- **ACTIVITY**:
Among the entries below, tally the lines that include "data", and give the number alone.

Content starts

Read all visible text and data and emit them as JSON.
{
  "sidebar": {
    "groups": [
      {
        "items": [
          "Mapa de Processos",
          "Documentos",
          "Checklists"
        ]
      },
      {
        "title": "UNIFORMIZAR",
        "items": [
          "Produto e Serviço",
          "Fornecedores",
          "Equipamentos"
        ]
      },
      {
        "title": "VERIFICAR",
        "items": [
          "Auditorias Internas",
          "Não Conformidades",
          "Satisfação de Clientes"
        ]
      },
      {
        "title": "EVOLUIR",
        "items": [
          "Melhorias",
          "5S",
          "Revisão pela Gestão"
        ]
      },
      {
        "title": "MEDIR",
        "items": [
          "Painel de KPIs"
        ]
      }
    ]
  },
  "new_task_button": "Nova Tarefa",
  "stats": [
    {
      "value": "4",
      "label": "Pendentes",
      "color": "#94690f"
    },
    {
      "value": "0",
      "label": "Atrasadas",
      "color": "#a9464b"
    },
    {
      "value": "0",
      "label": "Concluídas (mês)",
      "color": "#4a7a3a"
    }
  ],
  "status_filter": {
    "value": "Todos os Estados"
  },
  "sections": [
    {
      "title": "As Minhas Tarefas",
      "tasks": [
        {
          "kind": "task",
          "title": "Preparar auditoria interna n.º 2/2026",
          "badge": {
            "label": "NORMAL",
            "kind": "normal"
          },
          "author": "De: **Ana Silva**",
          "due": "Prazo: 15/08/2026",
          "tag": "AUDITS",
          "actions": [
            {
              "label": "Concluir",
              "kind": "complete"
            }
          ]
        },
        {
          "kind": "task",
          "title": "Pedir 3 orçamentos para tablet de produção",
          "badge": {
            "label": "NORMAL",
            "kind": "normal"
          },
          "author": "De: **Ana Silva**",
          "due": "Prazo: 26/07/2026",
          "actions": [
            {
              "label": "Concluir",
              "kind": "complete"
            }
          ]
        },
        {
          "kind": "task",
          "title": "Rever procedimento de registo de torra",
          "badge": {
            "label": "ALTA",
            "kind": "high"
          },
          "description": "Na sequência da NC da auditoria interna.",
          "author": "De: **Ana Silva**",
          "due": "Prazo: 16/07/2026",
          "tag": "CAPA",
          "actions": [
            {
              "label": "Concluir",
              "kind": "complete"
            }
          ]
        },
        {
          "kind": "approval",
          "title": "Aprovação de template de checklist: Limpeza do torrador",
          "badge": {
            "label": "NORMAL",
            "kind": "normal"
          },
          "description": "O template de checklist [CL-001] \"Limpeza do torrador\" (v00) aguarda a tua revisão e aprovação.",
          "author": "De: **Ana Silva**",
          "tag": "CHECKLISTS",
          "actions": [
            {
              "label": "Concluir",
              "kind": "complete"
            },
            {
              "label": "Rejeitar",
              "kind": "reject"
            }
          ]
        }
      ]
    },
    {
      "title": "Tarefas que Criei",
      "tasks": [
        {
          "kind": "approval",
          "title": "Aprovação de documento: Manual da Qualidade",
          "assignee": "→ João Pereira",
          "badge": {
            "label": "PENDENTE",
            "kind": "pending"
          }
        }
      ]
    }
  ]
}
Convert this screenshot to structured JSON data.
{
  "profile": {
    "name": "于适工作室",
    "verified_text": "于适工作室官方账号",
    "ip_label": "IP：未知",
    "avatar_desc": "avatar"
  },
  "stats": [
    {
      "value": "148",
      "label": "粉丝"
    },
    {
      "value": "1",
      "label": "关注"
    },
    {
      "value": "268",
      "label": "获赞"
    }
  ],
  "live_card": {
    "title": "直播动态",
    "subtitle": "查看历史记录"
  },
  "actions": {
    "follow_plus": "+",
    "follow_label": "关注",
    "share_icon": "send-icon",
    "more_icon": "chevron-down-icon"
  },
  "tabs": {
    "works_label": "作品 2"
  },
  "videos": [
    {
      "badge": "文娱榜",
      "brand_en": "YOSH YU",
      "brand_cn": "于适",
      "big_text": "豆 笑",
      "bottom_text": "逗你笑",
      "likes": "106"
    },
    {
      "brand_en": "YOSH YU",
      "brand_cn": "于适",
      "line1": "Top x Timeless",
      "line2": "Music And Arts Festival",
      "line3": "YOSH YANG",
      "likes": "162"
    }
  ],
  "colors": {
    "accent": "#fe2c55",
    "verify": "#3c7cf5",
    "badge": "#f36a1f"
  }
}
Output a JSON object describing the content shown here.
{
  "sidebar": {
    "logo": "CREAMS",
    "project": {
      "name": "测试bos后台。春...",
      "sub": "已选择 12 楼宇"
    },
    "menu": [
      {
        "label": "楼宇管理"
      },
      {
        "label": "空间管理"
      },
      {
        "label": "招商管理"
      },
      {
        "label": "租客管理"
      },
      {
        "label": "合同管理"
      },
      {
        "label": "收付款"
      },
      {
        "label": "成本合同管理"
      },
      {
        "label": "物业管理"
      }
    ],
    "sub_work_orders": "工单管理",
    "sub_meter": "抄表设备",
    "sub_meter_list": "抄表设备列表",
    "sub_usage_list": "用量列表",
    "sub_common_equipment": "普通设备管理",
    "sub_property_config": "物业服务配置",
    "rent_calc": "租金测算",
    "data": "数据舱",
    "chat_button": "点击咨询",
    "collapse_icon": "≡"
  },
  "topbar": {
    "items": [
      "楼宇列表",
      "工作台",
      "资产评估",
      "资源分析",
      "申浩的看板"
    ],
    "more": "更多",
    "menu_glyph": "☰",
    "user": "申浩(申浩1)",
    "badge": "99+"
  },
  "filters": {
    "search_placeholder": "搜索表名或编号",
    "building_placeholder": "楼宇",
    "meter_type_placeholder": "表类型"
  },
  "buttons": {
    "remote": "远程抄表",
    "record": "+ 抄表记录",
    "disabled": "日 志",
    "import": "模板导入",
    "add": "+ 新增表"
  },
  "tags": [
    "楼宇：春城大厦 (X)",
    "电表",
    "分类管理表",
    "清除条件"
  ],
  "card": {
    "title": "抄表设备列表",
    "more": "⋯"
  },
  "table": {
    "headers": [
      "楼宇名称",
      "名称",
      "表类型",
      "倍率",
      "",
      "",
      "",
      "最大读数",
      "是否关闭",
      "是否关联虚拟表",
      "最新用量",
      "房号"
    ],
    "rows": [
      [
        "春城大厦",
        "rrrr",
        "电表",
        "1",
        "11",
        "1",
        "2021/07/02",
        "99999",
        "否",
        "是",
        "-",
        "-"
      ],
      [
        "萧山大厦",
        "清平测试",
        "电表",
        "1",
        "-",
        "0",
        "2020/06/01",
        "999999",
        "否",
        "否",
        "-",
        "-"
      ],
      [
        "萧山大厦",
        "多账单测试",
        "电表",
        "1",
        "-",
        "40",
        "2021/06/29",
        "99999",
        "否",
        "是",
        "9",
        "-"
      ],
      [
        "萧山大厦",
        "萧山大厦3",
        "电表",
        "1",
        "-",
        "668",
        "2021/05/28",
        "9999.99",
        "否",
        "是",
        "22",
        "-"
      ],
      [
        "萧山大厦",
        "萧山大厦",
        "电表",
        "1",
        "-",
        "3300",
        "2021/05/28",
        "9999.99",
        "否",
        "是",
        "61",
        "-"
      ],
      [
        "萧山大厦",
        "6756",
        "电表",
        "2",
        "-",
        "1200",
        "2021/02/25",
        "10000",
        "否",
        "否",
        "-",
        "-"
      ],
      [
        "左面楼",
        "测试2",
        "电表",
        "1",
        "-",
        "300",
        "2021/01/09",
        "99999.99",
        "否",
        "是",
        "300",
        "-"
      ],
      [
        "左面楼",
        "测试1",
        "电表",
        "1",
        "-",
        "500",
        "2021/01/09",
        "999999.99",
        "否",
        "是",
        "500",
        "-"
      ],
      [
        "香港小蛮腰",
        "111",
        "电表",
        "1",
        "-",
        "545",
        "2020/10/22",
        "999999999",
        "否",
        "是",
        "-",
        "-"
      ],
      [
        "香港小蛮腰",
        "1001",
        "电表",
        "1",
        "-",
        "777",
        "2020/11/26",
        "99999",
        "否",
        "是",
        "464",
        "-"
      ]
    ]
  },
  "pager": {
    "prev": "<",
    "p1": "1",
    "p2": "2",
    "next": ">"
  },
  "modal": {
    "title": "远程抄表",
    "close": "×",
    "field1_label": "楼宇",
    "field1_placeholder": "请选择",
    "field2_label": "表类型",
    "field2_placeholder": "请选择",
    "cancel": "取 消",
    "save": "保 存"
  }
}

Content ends

- **ANSWER SPACE**:
3